Sorry for the title, I struggled to describe my problem concisely.

I have a function \phi(p,Z) which is evaluated on a grid `pgrid`

, `Zgrid`

and available as a matrix `phi`

. My goal is to calculate the second derivative (later also first one) with respect to the parameter p. For that I employed a simple finite difference method, but I encountered some unusually large derivatives. I traced it back to the following problem:

- \phi(p,Z) has two nodes as a function of Z (actually the positions are symmetric wrt Z=0)
- The position of the nodes and extrema is moving depending on p
- The matrix
`phi[:,:]`

was determined by finding a specific eigenvector for many values of`p`

and storing that vector into the row`phi[p,:]`

.

Moving of zeros and extremas of \phi(p,Z) with p:

Since the eigenvectors came from many separate calls to an eigensolver routine, the global sign of each eigenvector is arbitrary. Hence, in the matrix `phi`

it changes for each value of p, i.e. I have many artificial oscillations. As a result the calculation of the second derivative has huge errors.

Arbitrary global sign of \phi(p,Z) with p:

I had a similar problem in the past, however for nodeless eigenfunctions (i.e. they were either purely positive, or purely negative). There, it was easy to enforce the same global sign by dividing by the sign of the function at a specific point, e.g. the central point). However in my current case, the function approaches zero at the edges (i.e. random Â± 1e-16), and the central point can be either a zero or an extremum.

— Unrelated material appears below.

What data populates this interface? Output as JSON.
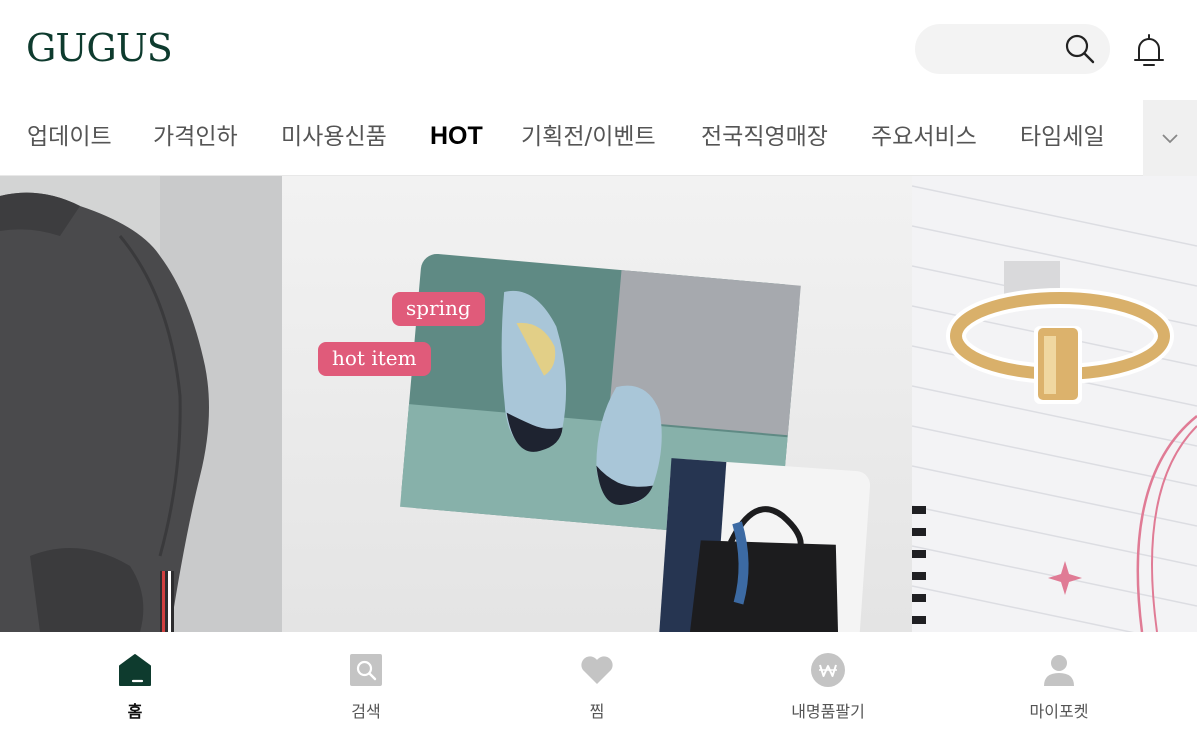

Just to be clear: I understand that this is not a problem of the eigensolver routine, but normal behavior. But does anyone have a good idea how to ensure the same â€śglobalâ€ť sign of \phi, such that the behavior as a function of p is smooth?